- Develop a strong support network-Supportive family and friends can help your teen manage their day-to-day mood disorder symptoms. They can offer support, guidance, and an outsider’s perspective on mood and other emotional challenges. They can also provide a source of support to confide in during challenging and triggering moments.
- Join a peer support group-Support from like-minded peers can offer reassurance and a sense of safety when faced with particularly challenging triggers. It is helpful for your teen to know they are not alone and others are going through similar experiences. For this reason, peer support groups are a common element in many mental health treatment aftercare programs.
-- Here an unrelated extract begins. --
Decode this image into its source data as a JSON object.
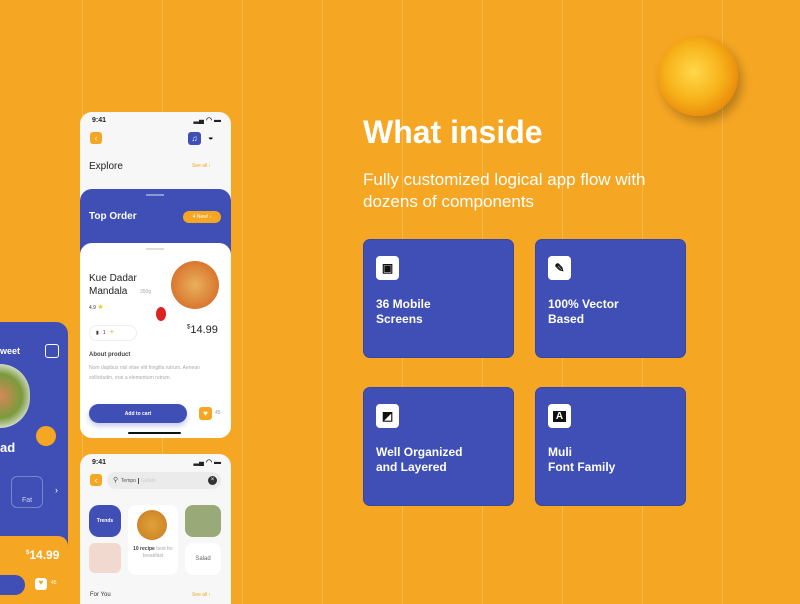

The sense of community developed by participating in a peer support group can provide your teen with life-long friendships and a strong source of social support.
- Create a plan for harmful thoughts-While it may sound worrisome; but self-harming thoughts, self-harming behaviors, and thoughts of suicide are not uncommon for people living with a mood disorder. Creating a plan that includes people your teen can call during these moments can help prevent physical harm.
Support and Mood Disorder Treatment at Beachside
Suppose you are concerned that frequent alternations in mood or frequent episodes of depression may indicate your teen is living with a mood disorder. In that case, it is essential to seek treatment at a teen-focused treatment program like ours at Beachside. Mood disorders and associated symptoms do not resolve independently. The most effective treatments for mood disorders generally involve a combination of therapy (such as cognitive-behavioral therapy) and medications.
Mood disorders, like other mental health conditions, present symptoms unique to the person in terms of severity and frequency. For example, while all teens with Bipolar I will experience alternating episodes of mania and depression, the severity and duration of their individual episodes and symptoms will vary from person to person.
Because mental health treatment needs are highly individual, treatment programs to help teens understand and develop the skills to manage their symptoms must be as well. At Beachside, we will work with your teen and family to develop a mental health treatment plan that addresses their physical, emotional and spiritual needs. Let us help your teen take their first steps toward mood disorder recovery. Contact us at Beachside today to learn more about our California teen mental health treatment center.